- _WHAT YOU NEED TO DO_
Exact copy, no pictures: return all the records as they stand.

Extracted data entries
※

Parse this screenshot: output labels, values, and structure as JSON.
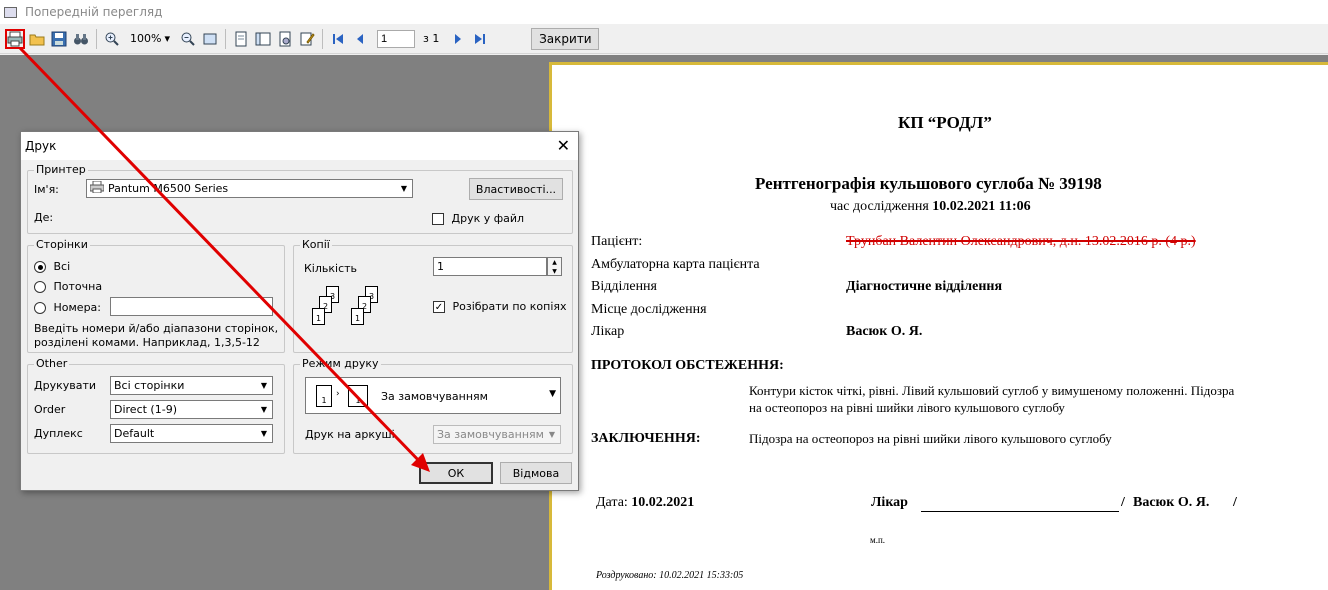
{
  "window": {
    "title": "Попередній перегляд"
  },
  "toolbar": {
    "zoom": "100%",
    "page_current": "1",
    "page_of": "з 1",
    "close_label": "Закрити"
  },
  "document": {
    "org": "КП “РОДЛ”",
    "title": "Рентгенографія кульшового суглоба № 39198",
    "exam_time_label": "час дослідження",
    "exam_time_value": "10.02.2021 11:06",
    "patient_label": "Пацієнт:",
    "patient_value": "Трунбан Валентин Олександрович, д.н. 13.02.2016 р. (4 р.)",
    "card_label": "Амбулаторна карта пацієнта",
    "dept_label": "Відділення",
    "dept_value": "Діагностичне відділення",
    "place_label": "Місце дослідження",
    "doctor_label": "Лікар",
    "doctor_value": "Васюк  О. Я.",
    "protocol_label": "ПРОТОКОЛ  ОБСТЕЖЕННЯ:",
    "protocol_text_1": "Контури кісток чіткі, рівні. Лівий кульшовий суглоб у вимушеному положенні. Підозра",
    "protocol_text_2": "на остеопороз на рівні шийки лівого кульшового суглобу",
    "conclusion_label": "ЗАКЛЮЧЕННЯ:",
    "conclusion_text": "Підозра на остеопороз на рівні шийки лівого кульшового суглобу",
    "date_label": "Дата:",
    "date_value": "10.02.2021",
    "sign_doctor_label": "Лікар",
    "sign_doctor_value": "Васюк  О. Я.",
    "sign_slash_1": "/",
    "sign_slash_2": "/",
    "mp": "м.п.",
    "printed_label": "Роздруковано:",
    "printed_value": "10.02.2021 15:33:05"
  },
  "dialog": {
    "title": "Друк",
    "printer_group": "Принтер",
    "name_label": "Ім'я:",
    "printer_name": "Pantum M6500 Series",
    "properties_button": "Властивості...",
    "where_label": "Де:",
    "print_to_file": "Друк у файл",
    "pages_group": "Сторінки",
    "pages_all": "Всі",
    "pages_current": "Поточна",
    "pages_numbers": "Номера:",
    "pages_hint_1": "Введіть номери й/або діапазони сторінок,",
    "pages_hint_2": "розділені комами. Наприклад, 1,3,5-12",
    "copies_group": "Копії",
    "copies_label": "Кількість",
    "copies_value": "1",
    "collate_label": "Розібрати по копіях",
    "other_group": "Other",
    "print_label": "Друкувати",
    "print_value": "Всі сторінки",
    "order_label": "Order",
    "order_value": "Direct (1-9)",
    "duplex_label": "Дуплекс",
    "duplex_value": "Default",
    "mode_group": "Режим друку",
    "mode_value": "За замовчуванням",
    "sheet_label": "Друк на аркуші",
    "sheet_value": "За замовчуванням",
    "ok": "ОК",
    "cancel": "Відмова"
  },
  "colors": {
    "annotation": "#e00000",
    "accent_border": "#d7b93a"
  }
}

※

- _EXPECTED ANSWER_
Parse this screenshot: output labels, values, and structure as JSON.
{
  "window": {
    "title": "Попередній перегляд"
  },
  "toolbar": {
    "zoom": "100%",
    "page_current": "1",
    "page_of": "з 1",
    "close_label": "Закрити"
  },
  "document": {
    "org": "КП “РОДЛ”",
    "title": "Рентгенографія кульшового суглоба № 39198",
    "exam_time_label": "час дослідження",
    "exam_time_value": "10.02.2021 11:06",
    "patient_label": "Пацієнт:",
    "patient_value": "Трунбан Валентин Олександрович, д.н. 13.02.2016 р. (4 р.)",
    "card_label": "Амбулаторна карта пацієнта",
    "dept_label": "Відділення",
    "dept_value": "Діагностичне відділення",
    "place_label": "Місце дослідження",
    "doctor_label": "Лікар",
    "doctor_value": "Васюк  О. Я.",
    "protocol_label": "ПРОТОКОЛ  ОБСТЕЖЕННЯ:",
    "protocol_text_1": "Контури кісток чіткі, рівні. Лівий кульшовий суглоб у вимушеному положенні. Підозра",
    "protocol_text_2": "на остеопороз на рівні шийки лівого кульшового суглобу",
    "conclusion_label": "ЗАКЛЮЧЕННЯ:",
    "conclusion_text": "Підозра на остеопороз на рівні шийки лівого кульшового суглобу",
    "date_label": "Дата:",
    "date_value": "10.02.2021",
    "sign_doctor_label": "Лікар",
    "sign_doctor_value": "Васюк  О. Я.",
    "sign_slash_1": "/",
    "sign_slash_2": "/",
    "mp": "м.п.",
    "printed_label": "Роздруковано:",
    "printed_value": "10.02.2021 15:33:05"
  },
  "dialog": {
    "title": "Друк",
    "printer_group": "Принтер",
    "name_label": "Ім'я:",
    "printer_name": "Pantum M6500 Series",
    "properties_button": "Властивості...",
    "where_label": "Де:",
    "print_to_file": "Друк у файл",
    "pages_group": "Сторінки",
    "pages_all": "Всі",
    "pages_current": "Поточна",
    "pages_numbers": "Номера:",
    "pages_hint_1": "Введіть номери й/або діапазони сторінок,",
    "pages_hint_2": "розділені комами. Наприклад, 1,3,5-12",
    "copies_group": "Копії",
    "copies_label": "Кількість",
    "copies_value": "1",
    "collate_label": "Розібрати по копіях",
    "other_group": "Other",
    "print_label": "Друкувати",
    "print_value": "Всі сторінки",
    "order_label": "Order",
    "order_value": "Direct (1-9)",
    "duplex_label": "Дуплекс",
    "duplex_value": "Default",
    "mode_group": "Режим друку",
    "mode_value": "За замовчуванням",
    "sheet_label": "Друк на аркуші",
    "sheet_value": "За замовчуванням",
    "ok": "ОК",
    "cancel": "Відмова"
  },
  "colors": {
    "annotation": "#e00000",
    "accent_border": "#d7b93a"
  }
}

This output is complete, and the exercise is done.